MassCEC selected Astrum Solar to carry out residential solar PV installations in six “green communities” towns. The Maryland-based company sold some 20 residential solar PV systems in the towns of Lincoln, Sudbury and Wayland by mid-July, just about the same number sold in the same area all of last year, WBJ Online reported.
Astrum Solar believes growth can and will continue even after programs such as Solarize Massachusetts runs its course, company VP of marketing Michelle Waldgeir told WBJ Online. “Solar is a great deal, even if you didn’t have this extra special discount,” she was quoted as saying. “The key in solar is there is low awareness about how accessible and affordable it is.”
Solar power still accounts for only a tiny percentage of electricity generated, with petroleum and natural gas-fueled power plants continuing to dominate the supply side of the power generation market in the state and region.
Mass green communities
One main thrust of Solarize Massachusetts is raising awareness and visibility across the state. Another is streamlining the bureaucratic process, which is awkward enough to dissuade prospective homeowners from having a solar PV system installed. That’s one reason MassCEC decided to designate one solar PV systems provider for each of the “green communities.”
In addition to their own marketing efforts, solar PV installers doing business in Solarize Massachusetts’ green communities are looking for good word-of-mouth advertising to keep sales momentum going after rebates and other aspects of the stare incentive program expires.

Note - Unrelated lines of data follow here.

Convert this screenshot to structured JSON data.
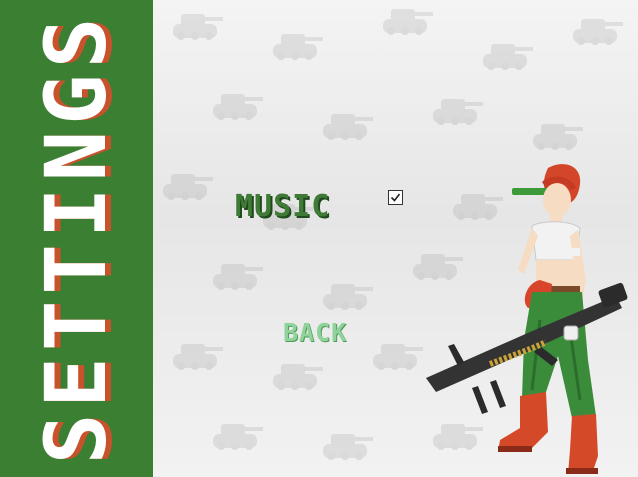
{
  "sidebar": {
    "title": "SETTINGS"
  },
  "menu": {
    "music_label": "MUSIC",
    "music_enabled": true,
    "back_label": "BACK"
  },
  "colors": {
    "sidebar_green": "#3b7f33",
    "title_shadow": "#c8522c",
    "music_text": "#3f7b36",
    "back_text": "#8fd39a"
  },
  "icons": {
    "checkbox": "checkmark-icon",
    "character": "soldier-character",
    "background": "tank-pattern"
  }
}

Massachusettts-based New England Clean Energy doubled its customer base, having installed 72 solar power systems during MassCEC’s 2011 Solarize Massachusetts pilot program. “Now we have a lot of very happy customers out there recommending us, which is phenomenal,” company president Mark Durrenberger told WBJ Online.
Also helping support and foster growth in the market, the Massachusetts legislature passed an energy bill at the end of July that raises the amount of renewable energy utilities operating in the state must purchase from 3 percent to 7 percent. A surcharge applied to all utility customers pays for Solarize Massachusetts’ incentives.
That makes those not installing residential solar PV systems unhappy, saying that they’re subsidizing others’ clean energy costs as a result of the so-called “net metering cap.” The actual overall impact of the net metering cap on ratepayers is unclear, however, according to MassCEC senior director of renewable energy generation.
Members living in State Senator James Eldridge’s (D-Acton) district are largely in favor the cap. Over the short-term as well as long-term, fostering solar and other renewable energy will yield substantial benefits, including lower energy costs and energy independence, he told WBJ Online.
Looking at the broader picture, solar PV installations rose more than 120 percent in the Americas in the first six months of 2012, according to IMS Research’s latest quarterly report, to reach 1.7 GW. That compares to 750 MW in the 1H 2011.
The U.S. solar PV market will contribute most to growth globally in 2012, making the U.S. the third largest solar PV market in the world, that despite industry turmoil and the imposition of anti-dumping tariffs and countervailing duties on imports of crystalline silicon PV cells and panels, according to IMS. The U.S. accounted for 40 percent of new solar PV capacity growth in 1H 2012.
*Photo credit: Astrum Solar